● Work item
Count the lines below that contain the word "save". Give only the number.

(Web page and app entries)
==========

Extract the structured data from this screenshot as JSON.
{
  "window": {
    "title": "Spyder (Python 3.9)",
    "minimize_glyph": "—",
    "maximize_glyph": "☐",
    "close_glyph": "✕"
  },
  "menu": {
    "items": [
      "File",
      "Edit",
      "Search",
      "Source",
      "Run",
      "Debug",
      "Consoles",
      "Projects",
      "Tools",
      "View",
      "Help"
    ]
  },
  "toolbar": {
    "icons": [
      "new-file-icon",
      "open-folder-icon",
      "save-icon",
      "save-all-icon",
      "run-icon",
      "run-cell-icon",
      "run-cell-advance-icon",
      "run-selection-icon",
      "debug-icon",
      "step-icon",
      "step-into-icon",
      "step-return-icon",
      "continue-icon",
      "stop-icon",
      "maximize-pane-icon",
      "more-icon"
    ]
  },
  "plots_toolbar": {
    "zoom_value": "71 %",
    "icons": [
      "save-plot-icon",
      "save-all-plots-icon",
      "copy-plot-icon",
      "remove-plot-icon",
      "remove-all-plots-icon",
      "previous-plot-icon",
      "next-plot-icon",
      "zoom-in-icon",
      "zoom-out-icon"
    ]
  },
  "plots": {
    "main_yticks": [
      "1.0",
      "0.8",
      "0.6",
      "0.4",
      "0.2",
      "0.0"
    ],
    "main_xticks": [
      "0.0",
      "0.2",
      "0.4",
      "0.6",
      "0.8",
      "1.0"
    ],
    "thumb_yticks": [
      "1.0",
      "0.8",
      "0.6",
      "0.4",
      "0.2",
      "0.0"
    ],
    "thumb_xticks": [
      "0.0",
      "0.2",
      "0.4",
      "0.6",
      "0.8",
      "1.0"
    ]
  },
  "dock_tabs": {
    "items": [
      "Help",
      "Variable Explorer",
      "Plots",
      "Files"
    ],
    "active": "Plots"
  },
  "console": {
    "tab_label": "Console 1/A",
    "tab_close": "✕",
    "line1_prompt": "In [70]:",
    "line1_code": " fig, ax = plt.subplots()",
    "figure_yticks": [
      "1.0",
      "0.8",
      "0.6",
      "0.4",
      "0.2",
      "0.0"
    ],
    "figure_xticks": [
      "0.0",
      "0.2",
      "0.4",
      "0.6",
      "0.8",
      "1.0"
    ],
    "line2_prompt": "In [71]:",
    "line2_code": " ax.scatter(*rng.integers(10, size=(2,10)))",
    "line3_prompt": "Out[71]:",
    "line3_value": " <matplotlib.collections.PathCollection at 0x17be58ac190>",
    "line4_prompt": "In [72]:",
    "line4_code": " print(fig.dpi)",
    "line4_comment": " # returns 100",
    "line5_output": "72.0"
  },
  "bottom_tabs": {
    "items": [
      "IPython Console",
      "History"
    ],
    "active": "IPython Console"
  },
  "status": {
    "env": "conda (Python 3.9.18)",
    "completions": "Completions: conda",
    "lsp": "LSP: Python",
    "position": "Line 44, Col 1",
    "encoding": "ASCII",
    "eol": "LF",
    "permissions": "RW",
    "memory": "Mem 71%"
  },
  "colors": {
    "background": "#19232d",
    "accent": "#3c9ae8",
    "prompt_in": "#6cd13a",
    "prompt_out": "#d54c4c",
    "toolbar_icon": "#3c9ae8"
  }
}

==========

● Answer below
4